# [Element data from apps and pages]
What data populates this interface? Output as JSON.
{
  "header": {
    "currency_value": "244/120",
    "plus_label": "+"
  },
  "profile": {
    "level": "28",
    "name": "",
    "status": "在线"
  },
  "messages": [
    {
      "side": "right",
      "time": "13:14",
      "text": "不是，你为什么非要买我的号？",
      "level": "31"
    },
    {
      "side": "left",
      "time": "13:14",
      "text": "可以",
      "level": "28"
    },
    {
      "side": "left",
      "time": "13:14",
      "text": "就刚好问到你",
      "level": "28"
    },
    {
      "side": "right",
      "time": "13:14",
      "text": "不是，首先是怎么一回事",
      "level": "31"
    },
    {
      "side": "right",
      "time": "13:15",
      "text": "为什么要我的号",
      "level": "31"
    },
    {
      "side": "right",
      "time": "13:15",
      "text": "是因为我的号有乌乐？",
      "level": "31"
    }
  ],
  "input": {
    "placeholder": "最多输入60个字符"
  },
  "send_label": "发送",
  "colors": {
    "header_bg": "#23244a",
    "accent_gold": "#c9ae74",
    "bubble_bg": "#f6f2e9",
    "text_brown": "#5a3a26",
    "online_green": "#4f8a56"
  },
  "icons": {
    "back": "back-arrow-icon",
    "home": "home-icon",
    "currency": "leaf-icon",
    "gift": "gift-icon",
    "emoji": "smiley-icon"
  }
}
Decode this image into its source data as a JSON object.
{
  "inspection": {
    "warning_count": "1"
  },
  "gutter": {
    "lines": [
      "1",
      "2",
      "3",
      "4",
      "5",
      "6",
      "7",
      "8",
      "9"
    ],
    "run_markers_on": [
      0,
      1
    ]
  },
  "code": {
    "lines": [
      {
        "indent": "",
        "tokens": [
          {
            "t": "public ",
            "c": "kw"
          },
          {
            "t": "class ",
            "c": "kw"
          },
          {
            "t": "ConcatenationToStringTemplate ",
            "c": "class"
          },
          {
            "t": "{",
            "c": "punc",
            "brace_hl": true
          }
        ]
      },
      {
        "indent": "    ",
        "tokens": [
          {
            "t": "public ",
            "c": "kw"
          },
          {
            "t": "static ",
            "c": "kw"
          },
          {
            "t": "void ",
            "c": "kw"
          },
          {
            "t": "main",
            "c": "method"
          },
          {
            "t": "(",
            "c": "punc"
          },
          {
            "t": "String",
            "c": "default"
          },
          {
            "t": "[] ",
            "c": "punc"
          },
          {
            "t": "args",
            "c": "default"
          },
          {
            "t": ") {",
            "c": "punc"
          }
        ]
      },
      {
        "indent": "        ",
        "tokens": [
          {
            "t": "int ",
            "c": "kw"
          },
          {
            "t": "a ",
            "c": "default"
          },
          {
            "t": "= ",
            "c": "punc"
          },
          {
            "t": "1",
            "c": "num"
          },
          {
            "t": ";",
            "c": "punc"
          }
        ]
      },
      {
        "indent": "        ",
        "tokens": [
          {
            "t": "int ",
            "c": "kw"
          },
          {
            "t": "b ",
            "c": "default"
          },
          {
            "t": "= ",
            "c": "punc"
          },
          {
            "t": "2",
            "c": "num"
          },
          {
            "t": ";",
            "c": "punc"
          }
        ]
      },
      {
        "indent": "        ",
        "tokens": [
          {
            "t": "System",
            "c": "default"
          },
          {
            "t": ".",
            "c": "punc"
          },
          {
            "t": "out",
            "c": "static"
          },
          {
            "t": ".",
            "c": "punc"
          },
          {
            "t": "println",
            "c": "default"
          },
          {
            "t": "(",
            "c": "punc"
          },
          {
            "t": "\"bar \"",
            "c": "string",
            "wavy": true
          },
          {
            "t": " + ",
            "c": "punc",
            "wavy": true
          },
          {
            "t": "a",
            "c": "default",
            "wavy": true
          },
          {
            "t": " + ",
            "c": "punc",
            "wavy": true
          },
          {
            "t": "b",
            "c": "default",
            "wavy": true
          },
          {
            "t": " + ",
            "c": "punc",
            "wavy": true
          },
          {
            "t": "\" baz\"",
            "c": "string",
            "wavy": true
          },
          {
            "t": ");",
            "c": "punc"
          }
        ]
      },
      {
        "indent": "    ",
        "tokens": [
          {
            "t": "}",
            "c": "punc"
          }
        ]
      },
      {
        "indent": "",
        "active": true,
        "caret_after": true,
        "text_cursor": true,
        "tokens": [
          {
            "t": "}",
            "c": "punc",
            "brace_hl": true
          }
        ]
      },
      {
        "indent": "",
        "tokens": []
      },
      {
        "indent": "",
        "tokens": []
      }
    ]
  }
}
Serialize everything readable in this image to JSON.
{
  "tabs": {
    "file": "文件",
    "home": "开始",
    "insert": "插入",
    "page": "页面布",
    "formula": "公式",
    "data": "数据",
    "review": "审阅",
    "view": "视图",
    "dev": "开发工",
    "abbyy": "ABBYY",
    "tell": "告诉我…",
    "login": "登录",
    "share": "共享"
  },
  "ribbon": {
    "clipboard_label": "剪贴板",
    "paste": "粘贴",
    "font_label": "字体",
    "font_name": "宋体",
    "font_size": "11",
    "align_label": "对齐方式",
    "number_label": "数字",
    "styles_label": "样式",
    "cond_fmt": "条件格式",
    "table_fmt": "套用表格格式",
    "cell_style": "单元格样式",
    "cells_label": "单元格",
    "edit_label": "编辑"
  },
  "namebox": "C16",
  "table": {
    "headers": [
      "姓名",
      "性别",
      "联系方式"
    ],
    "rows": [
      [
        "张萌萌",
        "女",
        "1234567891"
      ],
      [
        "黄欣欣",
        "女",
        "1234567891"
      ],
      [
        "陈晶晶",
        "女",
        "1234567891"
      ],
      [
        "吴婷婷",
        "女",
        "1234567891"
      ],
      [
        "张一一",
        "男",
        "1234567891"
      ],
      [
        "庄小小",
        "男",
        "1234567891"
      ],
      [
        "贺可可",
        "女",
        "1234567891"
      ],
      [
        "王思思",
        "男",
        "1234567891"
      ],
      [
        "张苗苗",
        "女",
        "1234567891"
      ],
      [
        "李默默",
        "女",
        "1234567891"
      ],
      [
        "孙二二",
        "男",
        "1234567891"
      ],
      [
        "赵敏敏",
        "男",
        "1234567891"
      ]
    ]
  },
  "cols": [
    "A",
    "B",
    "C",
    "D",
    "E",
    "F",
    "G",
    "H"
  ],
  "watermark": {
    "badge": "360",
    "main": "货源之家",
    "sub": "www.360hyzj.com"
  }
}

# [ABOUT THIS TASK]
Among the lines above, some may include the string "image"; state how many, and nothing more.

# [RESPONSE BOX]
2